**ACTION ITEM**. Below are some records; state how many of their lines contain the word "chevron", and add nothing.

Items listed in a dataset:
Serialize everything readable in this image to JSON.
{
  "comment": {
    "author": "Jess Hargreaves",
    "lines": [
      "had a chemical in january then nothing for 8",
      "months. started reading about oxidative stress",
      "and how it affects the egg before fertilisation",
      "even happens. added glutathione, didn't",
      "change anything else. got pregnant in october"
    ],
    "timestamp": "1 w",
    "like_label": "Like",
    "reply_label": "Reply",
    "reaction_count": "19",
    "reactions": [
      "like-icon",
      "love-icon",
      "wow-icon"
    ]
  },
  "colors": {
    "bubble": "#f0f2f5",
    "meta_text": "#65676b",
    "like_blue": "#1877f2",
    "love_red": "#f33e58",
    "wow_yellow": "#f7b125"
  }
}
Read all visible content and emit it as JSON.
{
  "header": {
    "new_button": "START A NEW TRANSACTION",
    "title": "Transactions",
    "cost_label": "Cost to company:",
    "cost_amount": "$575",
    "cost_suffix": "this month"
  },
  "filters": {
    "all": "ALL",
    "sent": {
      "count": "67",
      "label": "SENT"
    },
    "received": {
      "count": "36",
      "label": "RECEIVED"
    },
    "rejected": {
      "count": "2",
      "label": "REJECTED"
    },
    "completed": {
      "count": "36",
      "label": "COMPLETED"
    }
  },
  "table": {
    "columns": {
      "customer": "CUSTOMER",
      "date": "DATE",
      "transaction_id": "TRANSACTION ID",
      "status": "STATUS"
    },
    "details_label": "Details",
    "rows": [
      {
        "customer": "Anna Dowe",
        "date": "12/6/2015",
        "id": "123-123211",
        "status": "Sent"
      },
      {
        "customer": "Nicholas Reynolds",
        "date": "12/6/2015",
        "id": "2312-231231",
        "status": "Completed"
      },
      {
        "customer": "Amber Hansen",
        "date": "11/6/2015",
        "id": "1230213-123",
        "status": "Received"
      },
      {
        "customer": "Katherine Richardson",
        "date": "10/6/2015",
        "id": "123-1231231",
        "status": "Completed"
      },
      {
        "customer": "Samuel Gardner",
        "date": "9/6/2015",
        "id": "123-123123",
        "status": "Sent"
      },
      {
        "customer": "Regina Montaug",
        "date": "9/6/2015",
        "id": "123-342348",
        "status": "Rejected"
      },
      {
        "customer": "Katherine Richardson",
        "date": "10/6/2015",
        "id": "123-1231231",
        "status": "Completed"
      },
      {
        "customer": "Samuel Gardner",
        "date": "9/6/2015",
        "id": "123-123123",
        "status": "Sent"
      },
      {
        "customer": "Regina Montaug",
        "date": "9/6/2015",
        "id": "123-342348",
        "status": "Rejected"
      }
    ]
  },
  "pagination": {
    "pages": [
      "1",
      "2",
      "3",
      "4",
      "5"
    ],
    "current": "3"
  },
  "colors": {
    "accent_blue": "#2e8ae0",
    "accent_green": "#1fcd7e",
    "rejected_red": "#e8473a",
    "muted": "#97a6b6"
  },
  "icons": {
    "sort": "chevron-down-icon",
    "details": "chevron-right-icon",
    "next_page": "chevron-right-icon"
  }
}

**REPLY**. 3